From the records below, copy each line in which the string "minutes" occurs.

--- Available records ---

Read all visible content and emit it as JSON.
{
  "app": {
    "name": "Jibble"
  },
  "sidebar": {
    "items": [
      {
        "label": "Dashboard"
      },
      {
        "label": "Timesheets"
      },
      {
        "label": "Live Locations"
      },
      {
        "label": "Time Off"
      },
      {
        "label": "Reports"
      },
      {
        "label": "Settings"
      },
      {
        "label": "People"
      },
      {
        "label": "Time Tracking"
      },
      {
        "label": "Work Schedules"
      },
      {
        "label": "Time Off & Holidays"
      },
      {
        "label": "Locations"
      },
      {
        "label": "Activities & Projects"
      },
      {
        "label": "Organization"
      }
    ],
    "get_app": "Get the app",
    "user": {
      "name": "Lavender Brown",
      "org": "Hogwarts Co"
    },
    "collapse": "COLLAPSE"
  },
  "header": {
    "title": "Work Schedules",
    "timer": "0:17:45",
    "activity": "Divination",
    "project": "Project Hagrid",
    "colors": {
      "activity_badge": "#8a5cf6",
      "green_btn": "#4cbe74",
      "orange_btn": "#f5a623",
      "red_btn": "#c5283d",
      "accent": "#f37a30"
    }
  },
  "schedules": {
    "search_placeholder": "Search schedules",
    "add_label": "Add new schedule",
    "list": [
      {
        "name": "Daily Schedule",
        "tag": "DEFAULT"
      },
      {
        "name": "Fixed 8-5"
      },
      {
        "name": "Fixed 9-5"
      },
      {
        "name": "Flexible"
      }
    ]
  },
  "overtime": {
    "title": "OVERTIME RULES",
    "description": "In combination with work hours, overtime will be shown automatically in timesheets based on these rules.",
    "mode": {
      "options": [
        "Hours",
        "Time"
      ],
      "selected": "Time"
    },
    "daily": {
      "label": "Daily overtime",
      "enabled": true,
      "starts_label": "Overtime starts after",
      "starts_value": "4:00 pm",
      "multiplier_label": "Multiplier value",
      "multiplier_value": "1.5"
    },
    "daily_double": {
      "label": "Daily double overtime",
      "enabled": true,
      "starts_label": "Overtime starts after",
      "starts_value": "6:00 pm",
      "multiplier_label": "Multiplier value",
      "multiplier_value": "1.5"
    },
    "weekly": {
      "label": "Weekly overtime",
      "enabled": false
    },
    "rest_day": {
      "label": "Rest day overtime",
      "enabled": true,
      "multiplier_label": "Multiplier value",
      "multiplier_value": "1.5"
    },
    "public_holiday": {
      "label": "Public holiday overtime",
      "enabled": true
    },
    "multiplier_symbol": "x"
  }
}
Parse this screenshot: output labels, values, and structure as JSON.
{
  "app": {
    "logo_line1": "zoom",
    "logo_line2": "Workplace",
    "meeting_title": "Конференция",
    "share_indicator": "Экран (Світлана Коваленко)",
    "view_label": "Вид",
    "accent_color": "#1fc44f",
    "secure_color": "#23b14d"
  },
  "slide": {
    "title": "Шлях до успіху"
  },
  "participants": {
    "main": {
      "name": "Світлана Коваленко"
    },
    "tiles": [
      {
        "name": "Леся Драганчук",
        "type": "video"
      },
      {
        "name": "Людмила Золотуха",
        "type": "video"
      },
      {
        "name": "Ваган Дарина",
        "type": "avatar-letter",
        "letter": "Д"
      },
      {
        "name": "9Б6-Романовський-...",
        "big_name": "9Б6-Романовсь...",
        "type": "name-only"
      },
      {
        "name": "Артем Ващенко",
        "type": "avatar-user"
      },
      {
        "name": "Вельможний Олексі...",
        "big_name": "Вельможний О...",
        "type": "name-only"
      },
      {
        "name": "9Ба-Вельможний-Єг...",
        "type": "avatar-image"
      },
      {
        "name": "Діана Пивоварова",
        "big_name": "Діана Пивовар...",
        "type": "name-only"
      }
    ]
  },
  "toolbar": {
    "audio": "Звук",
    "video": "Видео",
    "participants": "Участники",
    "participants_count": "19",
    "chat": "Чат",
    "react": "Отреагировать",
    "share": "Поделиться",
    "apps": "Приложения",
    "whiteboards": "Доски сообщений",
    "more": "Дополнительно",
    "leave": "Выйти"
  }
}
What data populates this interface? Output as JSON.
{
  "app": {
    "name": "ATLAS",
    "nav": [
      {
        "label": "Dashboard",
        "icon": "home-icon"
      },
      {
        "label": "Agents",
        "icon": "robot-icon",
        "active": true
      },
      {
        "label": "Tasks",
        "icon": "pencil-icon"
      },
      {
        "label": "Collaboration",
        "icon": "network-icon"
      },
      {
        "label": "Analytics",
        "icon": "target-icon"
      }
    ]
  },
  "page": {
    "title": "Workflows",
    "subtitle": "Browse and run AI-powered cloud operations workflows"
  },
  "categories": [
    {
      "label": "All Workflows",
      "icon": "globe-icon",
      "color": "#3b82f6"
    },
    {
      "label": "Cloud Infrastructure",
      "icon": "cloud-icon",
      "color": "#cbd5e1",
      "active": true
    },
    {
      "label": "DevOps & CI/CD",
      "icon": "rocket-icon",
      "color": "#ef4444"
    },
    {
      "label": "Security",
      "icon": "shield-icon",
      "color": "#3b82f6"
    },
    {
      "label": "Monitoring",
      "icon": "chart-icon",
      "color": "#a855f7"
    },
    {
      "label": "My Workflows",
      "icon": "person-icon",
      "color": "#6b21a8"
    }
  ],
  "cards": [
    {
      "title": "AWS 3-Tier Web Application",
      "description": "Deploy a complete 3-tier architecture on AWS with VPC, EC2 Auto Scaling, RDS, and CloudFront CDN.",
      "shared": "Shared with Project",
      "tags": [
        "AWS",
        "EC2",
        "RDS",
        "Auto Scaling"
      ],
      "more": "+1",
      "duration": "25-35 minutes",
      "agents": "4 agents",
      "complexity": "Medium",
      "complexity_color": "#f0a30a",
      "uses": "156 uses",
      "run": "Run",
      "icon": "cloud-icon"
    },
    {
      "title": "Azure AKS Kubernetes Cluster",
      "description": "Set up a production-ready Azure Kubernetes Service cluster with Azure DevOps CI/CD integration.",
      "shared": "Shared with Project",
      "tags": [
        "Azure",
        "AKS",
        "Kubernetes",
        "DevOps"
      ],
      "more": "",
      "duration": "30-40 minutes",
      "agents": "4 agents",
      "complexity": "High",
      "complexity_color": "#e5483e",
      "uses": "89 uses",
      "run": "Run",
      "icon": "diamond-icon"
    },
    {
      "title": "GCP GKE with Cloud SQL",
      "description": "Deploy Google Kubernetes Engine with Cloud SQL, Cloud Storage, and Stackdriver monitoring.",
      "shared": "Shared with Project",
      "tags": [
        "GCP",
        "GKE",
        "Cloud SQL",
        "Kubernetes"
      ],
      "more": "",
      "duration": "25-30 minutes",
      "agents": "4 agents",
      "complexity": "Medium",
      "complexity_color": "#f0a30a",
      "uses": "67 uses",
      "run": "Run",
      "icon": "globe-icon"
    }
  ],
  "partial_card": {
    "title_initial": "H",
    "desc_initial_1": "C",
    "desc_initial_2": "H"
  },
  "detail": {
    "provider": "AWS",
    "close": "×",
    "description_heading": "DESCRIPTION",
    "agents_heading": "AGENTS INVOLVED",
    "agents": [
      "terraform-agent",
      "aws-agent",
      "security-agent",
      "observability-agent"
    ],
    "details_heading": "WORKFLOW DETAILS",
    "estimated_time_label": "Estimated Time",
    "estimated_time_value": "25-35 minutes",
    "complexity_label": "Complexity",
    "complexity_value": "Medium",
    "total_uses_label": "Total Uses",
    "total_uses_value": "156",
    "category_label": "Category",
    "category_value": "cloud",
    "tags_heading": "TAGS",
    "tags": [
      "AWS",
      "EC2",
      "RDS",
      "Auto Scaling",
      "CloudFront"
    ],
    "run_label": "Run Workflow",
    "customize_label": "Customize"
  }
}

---

# Finished task
      "duration": "25-35 minutes",
      "duration": "30-40 minutes",
      "duration": "25-30 minutes",
    "estimated_time_value": "25-35 minutes",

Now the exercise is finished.